Task description
Where a line of the records contains the word "circle", show that line.

Records shown
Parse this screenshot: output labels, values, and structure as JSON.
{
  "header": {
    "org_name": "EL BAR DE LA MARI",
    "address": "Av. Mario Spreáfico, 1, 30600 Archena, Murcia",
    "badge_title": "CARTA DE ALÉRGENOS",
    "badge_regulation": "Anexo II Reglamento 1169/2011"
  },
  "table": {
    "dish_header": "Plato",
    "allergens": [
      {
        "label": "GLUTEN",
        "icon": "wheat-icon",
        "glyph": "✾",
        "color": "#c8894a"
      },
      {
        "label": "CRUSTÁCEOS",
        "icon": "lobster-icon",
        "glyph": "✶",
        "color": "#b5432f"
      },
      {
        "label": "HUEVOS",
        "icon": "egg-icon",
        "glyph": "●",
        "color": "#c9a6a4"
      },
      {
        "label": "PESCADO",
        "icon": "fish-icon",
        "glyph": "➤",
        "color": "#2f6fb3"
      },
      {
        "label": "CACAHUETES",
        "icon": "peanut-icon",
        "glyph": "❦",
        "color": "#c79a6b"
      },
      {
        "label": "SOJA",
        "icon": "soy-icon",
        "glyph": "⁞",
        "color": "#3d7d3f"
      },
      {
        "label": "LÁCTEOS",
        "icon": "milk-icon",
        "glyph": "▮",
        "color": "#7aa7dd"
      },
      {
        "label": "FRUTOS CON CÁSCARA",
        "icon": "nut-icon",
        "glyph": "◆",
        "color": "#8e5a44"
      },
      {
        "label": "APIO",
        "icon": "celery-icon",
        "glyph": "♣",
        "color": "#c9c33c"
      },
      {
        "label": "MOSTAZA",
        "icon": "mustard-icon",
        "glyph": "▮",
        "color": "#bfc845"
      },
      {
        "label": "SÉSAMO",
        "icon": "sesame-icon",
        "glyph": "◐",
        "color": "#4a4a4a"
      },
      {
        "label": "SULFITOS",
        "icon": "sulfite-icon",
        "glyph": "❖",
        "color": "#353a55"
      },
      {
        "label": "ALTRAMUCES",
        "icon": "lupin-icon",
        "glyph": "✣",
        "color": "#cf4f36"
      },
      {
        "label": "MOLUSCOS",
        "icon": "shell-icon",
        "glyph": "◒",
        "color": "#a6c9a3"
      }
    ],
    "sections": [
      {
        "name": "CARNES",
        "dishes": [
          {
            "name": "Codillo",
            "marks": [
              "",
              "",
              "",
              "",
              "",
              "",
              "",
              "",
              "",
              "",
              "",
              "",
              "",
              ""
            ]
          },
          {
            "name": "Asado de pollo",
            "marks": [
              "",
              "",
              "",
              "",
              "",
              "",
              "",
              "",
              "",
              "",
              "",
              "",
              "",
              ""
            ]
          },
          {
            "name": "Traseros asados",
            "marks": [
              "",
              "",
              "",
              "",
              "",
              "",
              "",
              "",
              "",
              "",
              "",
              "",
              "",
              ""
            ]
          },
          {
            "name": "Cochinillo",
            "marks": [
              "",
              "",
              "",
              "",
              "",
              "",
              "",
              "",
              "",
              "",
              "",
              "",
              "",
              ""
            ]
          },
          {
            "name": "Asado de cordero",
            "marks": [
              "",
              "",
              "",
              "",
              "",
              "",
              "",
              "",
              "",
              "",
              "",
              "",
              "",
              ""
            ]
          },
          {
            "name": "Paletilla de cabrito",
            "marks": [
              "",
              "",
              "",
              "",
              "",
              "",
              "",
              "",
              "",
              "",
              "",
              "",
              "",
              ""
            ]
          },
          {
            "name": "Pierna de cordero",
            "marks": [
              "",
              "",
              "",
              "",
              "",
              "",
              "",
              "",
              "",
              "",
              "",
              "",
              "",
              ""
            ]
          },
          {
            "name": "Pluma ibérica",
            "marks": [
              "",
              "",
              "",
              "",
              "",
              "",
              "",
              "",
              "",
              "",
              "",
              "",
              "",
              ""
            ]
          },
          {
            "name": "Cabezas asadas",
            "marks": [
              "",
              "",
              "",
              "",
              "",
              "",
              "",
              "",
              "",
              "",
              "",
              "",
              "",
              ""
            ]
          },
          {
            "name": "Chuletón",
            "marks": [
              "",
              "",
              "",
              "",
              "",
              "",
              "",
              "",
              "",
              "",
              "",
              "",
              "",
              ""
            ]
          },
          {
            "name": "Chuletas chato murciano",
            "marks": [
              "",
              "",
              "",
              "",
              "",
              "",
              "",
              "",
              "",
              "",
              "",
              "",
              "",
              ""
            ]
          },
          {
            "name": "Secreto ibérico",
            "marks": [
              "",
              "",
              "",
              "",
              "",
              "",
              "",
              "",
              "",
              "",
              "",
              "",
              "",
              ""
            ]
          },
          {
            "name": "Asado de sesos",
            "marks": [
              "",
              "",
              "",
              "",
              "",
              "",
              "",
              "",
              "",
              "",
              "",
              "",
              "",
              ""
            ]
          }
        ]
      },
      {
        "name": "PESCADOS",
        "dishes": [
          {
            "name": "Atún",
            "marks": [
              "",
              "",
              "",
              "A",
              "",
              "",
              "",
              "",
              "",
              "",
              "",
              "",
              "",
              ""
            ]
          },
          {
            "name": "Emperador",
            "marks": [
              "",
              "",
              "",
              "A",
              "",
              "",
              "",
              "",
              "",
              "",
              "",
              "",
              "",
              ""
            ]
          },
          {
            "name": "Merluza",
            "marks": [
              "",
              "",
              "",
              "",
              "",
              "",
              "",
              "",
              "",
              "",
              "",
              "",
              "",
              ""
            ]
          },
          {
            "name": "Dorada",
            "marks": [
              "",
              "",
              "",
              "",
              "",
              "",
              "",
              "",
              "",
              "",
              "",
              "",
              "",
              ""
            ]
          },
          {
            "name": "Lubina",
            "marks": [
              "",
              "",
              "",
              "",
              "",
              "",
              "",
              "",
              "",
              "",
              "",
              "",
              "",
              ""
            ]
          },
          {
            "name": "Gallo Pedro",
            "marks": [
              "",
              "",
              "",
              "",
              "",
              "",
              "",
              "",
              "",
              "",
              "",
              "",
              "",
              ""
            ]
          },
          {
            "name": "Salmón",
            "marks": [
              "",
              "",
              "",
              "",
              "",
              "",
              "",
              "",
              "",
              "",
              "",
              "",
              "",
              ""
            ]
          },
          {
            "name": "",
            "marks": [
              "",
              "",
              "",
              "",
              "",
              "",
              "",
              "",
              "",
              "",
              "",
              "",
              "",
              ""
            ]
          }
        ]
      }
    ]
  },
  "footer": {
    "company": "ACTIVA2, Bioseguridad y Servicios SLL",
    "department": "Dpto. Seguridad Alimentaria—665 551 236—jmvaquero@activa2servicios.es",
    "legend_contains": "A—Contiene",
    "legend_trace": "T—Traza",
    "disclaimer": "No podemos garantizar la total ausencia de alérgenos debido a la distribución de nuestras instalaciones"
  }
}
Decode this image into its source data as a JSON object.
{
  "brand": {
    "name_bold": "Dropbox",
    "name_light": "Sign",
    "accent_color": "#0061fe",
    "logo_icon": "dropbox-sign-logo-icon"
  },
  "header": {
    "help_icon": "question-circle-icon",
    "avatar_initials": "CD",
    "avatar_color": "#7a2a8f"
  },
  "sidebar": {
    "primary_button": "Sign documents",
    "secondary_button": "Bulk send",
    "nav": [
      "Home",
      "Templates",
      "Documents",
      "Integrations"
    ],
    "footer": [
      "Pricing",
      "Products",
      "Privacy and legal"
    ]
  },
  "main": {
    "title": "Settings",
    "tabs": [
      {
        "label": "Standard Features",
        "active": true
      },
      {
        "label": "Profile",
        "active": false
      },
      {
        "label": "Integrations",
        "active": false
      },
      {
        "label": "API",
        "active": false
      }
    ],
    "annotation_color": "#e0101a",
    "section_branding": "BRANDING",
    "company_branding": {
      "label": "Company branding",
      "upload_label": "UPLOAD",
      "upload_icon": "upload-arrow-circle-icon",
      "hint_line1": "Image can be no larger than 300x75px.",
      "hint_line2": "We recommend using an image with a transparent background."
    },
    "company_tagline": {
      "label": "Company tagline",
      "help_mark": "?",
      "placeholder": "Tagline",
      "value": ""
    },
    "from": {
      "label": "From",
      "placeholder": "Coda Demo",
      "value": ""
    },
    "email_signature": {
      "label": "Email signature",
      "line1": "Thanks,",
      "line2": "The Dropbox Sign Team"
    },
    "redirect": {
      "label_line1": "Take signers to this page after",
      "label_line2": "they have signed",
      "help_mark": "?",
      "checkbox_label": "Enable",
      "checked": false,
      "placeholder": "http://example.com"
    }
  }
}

Expected answer
    "help_icon": "question-circle-icon",
      "upload_icon": "upload-arrow-circle-icon",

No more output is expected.